Keep the horse and he might take up a box all season for little return as he slides down the handicap, then the owner gets upset you haven't won a race and moves to another trainer anyway. With that trainer, the horse might now be low enough in the handicap to win again or he now looks to have a problem - neither of which looks good for the prior trainer - but luckily the new trainer has a shiny new galloper for the owner to spend millions on.
Not being able to recycle horses by the hundreds every year has a downside to it but is also a showcase of skill for a star handler like Chris Waller. There is no provincial, country or interstate circuit to slip horses away for 'something easier'.
There are very, very few races restricted by age, so your new, talented but inexperienced, still developing three-year-old runs against battle-hardened five-year-olds from day one and managing their horse's progress through those difficult waters is a nuanced, painstaking talent that is part of why Size stands out from other Hong Kong trainers.
Waller would surely have plenty of access to high quality stock - just not as many chances to run them. Hong Kong has 12 G1 races a year plus the three races in the four-year-old series which includes the Derby. There is nowhere to hide, nowhere else to run and you can relentlessly bang up against the same superior gallopers, as Beauty Generation's rivals have found lately.
Because Hong Kong has no breeding industry, that is actually a positive for the racing stock. Every horse that arrives in Hong Kong has done something good. It has won races, maybe won very good races, maybe just won a barrier trial. But Hong Kong owners, trainers and their agents are constantly cherry-picking the cream of the three-year-old talent from other jurisdictions like Australia (see Beauty Generation et al) and have owners with deep pockets ready to pay for that talent. The horses are handpicked, not generated by the four-legged lottery of the yearling sale ring or the breeding barn. As a result, Hong Kong's best punch well above their weight in world standings and even the bread and butter competition is equivalent to elsewhere.
Staying races are low on the priorities in Hong Kong. Waller originally made his name with staying horses but in 2017-18 there were only 19 races beyond 2000m at Sha Tin and Happy Valley. Mostly lower-middle grades although there is that weird little quirk in the calendar that 3 of those races are at 2400m - 2 G1s and a G3.
So, there would be things for Waller to get his head around but he has shown himself to be a good study.

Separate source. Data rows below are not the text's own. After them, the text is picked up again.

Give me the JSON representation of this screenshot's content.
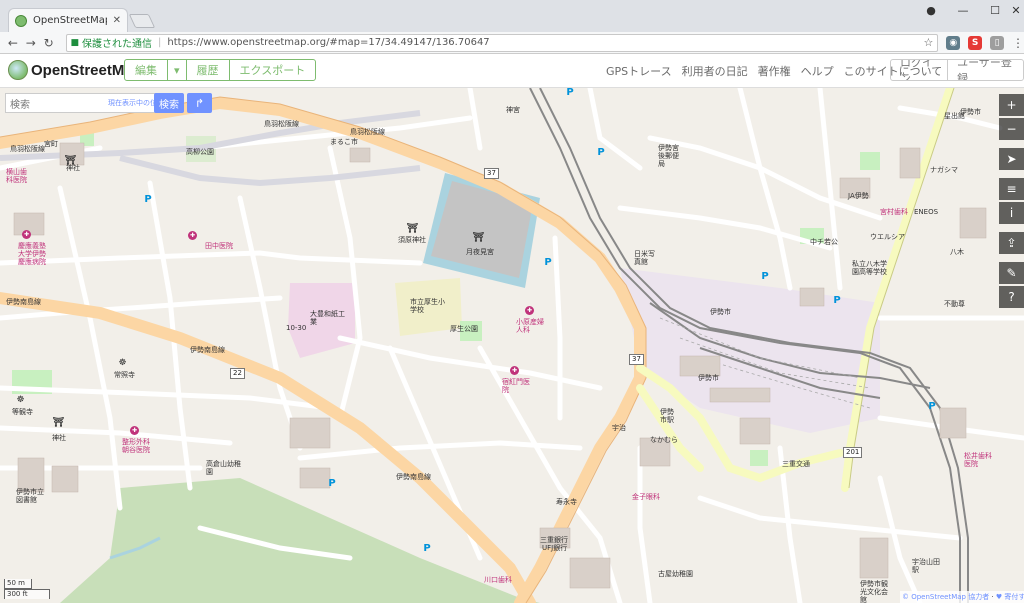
{
  "browser": {
    "tab_title": "OpenStreetMap",
    "secure_label": "保護された通信",
    "url": "https://www.openstreetmap.org/#map=17/34.49147/136.70647",
    "icons": [
      "back-icon",
      "forward-icon",
      "reload-icon",
      "lock-icon",
      "star-icon",
      "menu-icon"
    ]
  },
  "header": {
    "logo_text": "OpenStreetMap",
    "edit": "編集",
    "history": "履歴",
    "export": "エクスポート",
    "nav": [
      "GPSトレース",
      "利用者の日記",
      "著作権",
      "ヘルプ",
      "このサイトについて"
    ],
    "login": "ログイン",
    "signup": "ユーザー登録"
  },
  "search": {
    "placeholder": "検索",
    "where_is_this": "現在表示中の位置情報",
    "button": "検索"
  },
  "scale": {
    "metric": "50 m",
    "imperial": "300 ft"
  },
  "attribution": {
    "copyright": "© OpenStreetMap 協力者",
    "donate": "♥ 寄付する"
  },
  "map_labels": {
    "road_toba_matsusaka_1": "鳥羽松阪線",
    "road_toba_matsusaka_2": "鳥羽松阪線",
    "road_toba_matsusaka_3": "鳥羽松阪線",
    "road_ise_minami_1": "伊勢南島線",
    "road_ise_minami_2": "伊勢南島線",
    "road_ise_minami_3": "伊勢南島線",
    "route_37a": "37",
    "route_37b": "37",
    "route_22": "22",
    "route_201": "201",
    "geku": "月夜見宮",
    "sugawara": "須原神社",
    "elementary": "市立厚生小学校",
    "kosei_park": "厚生公園",
    "paper_factory": "大豊和紙工業",
    "hospital_yamada": "小原産婦人科",
    "hospital_chikuma": "宿紅門医院",
    "tanaka": "田中医院",
    "keio_hospital": "慶應義塾大学伊勢慶應病院",
    "hashimoto": "横山歯科医院",
    "miyamachi": "宮町",
    "kudan": "神社",
    "tomio": "高柳公園",
    "maruko": "まるこ市",
    "shrine_hosho": "宇治",
    "ise_city_station": "伊勢市駅",
    "ise_city": "伊勢市",
    "jokenji": "常照寺",
    "toganji": "等観寺",
    "jinja2": "神社",
    "ise_library": "伊勢市立図書館",
    "nagomi_ortho": "整形外科朝谷医院",
    "yamada_nursery": "高倉山幼稚園",
    "kaneko": "金子眼科",
    "sandai": "三重銀行",
    "ufj": "UFJ銀行",
    "yamamoto": "寿永寺",
    "naru": "なかむら",
    "iseshi_post": "伊勢宮後郵便局",
    "hoshide": "星出館",
    "natsume": "ナガシマ",
    "jabank": "JA伊勢",
    "miyamoto": "宮村歯科",
    "eneos": "ENEOS",
    "nakano": "中チ若公",
    "ise_hs": "私立八木学園高等学校",
    "welcia": "ウエルシア",
    "fudosha": "不動尊",
    "hakka": "八木",
    "matsui": "松井歯科医院",
    "ise_cultural": "伊勢市観光文化会館",
    "uji_station": "宇治山田駅",
    "kawaguchi": "川口歯科",
    "furugaya": "古屋幼稚園",
    "jinguu": "神宮",
    "miyagawa": "三重交通",
    "kane": "10-30",
    "yabusame": "伊勢市",
    "miyaji": "伊勢市",
    "shiho": "日米写真館"
  },
  "icons": {
    "zoom_in": "zoom-in-icon",
    "zoom_out": "zoom-out-icon",
    "geolocate": "locate-icon",
    "layers": "layers-icon",
    "legend": "info-icon",
    "share": "share-icon",
    "note": "note-icon",
    "query": "query-icon"
  }
}
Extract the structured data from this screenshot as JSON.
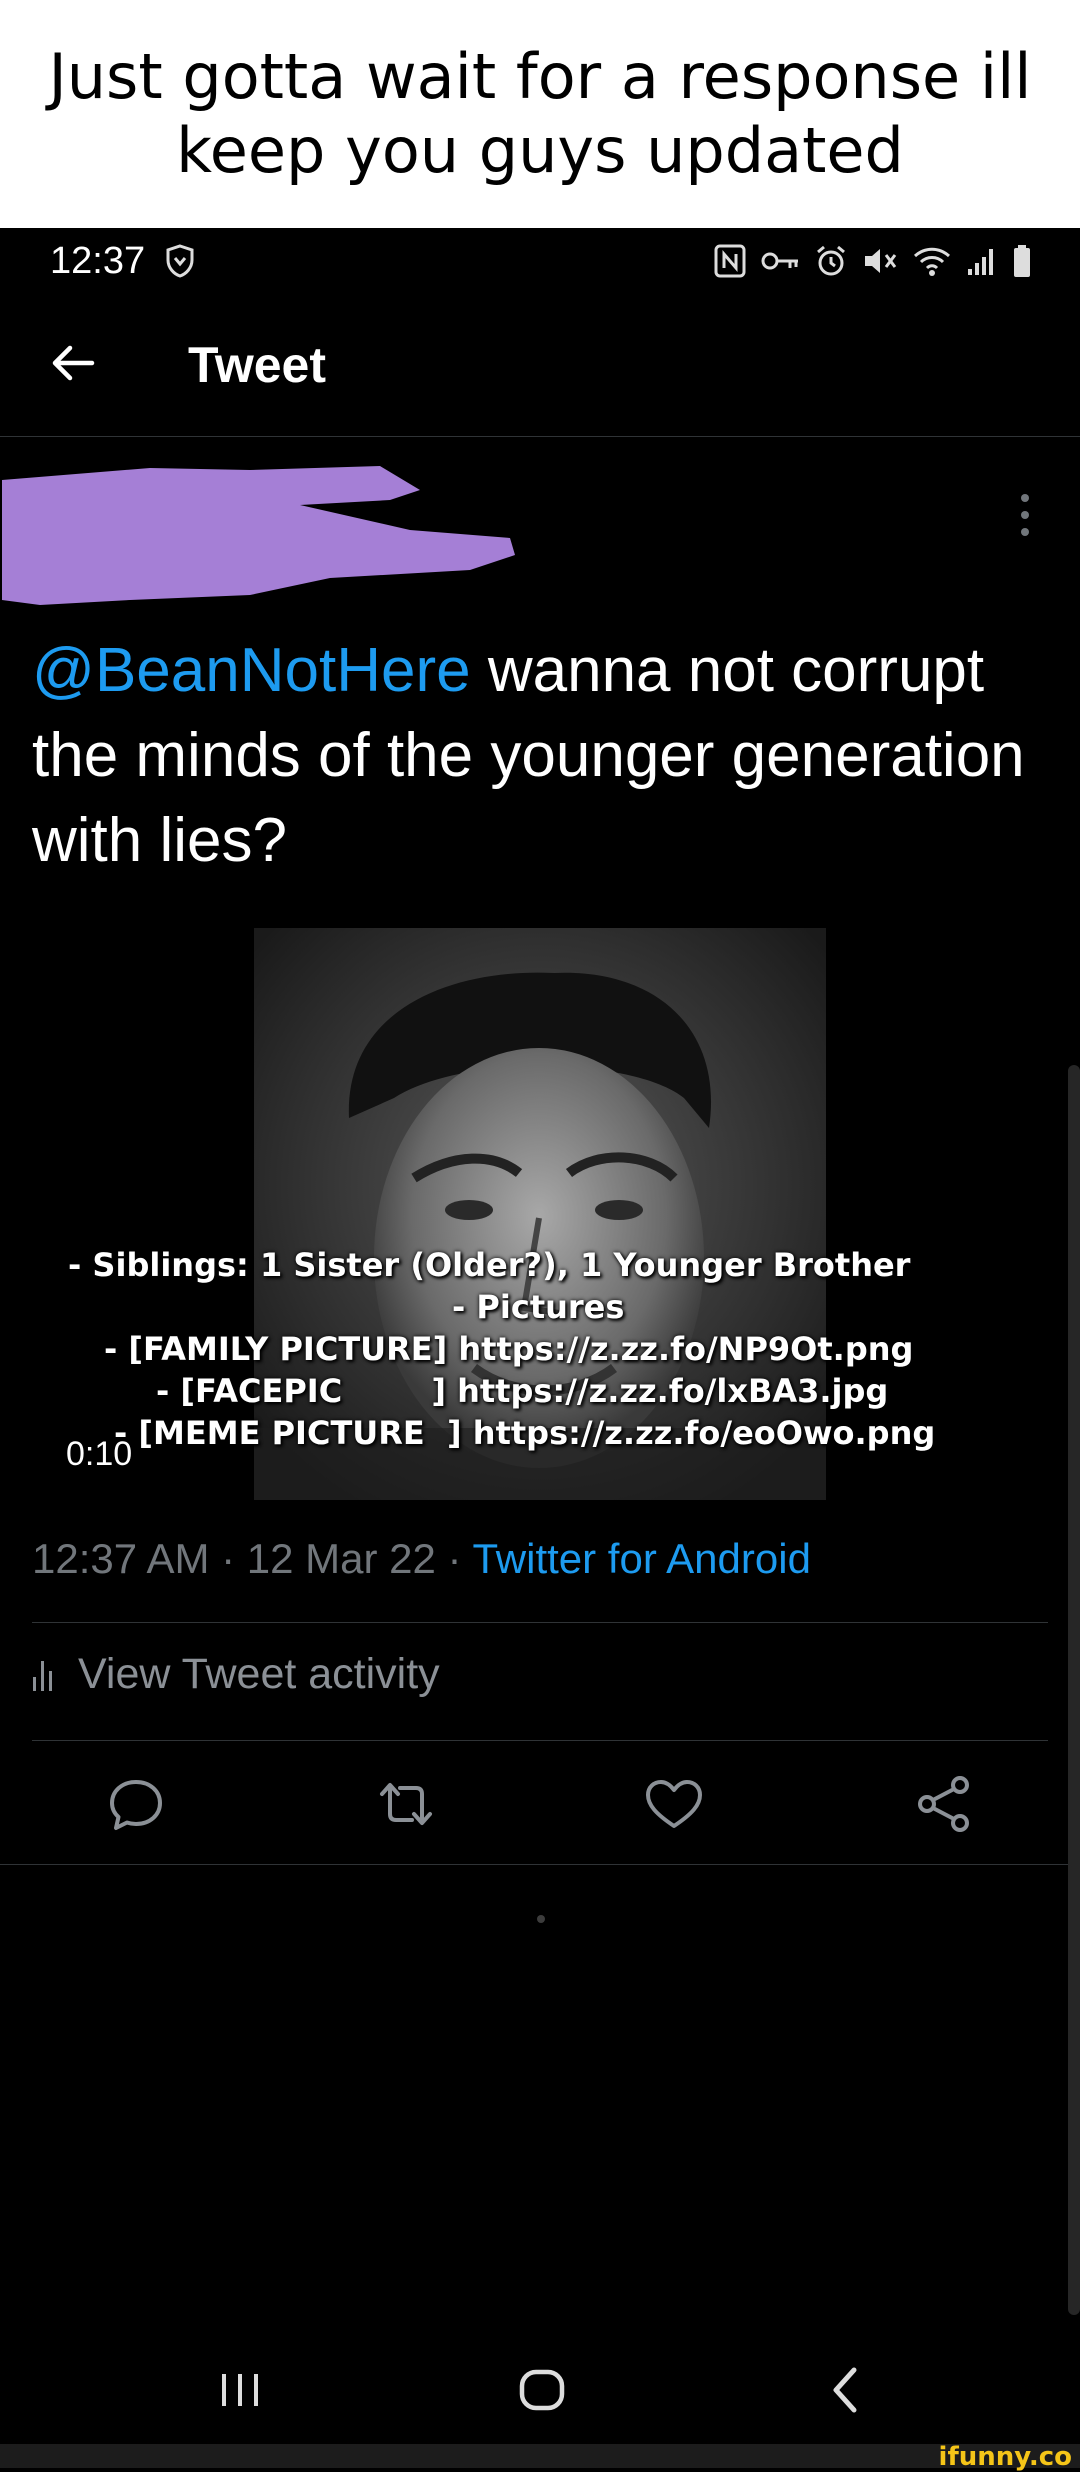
{
  "caption": {
    "text": "Just gotta wait for a response ill keep you guys updated"
  },
  "status_bar": {
    "time": "12:37",
    "icons": [
      "shield-icon",
      "nfc-icon",
      "vpn-key-icon",
      "alarm-icon",
      "mute-icon",
      "wifi-icon",
      "signal-icon",
      "battery-icon"
    ]
  },
  "header": {
    "title": "Tweet"
  },
  "tweet": {
    "mention": "@BeanNotHere",
    "body": " wanna not corrupt the minds of the younger generation with lies?",
    "media": {
      "overlay_lines": [
        "- Siblings: 1 Sister (Older?), 1 Younger Brother",
        "- Pictures",
        "- [FAMILY PICTURE] https://z.zz.fo/NP9Ot.png",
        "- [FACEPIC        ] https://z.zz.fo/lxBA3.jpg",
        "- [MEME PICTURE  ] https://z.zz.fo/eoOwo.png"
      ],
      "duration": "0:10"
    },
    "timestamp": "12:37 AM · 12 Mar 22 · ",
    "source": "Twitter for Android"
  },
  "activity": {
    "label": "View Tweet activity"
  },
  "actions": [
    "reply-icon",
    "retweet-icon",
    "like-icon",
    "share-icon"
  ],
  "watermark": "ifunny.co",
  "colors": {
    "background": "#000000",
    "accent": "#1d9bf0",
    "muted": "#71767b",
    "redaction": "#a57fd6",
    "watermark": "#f5c518"
  }
}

The bottom line is strong and there are some underrated positives that come from not having to worry about vets or bills or staff or from just having world class facilities and a Jockey Club with oodles of money to spend on getting it right - and it all adds up to getting back to basics.
To a successful horse trainer, being a horse trainer, not a glorified accountant, debt collector or human resources manager, and still have time to spend with their family.
That is why people want to train horses in Hong Kong. Maybe even someone like Chris Waller.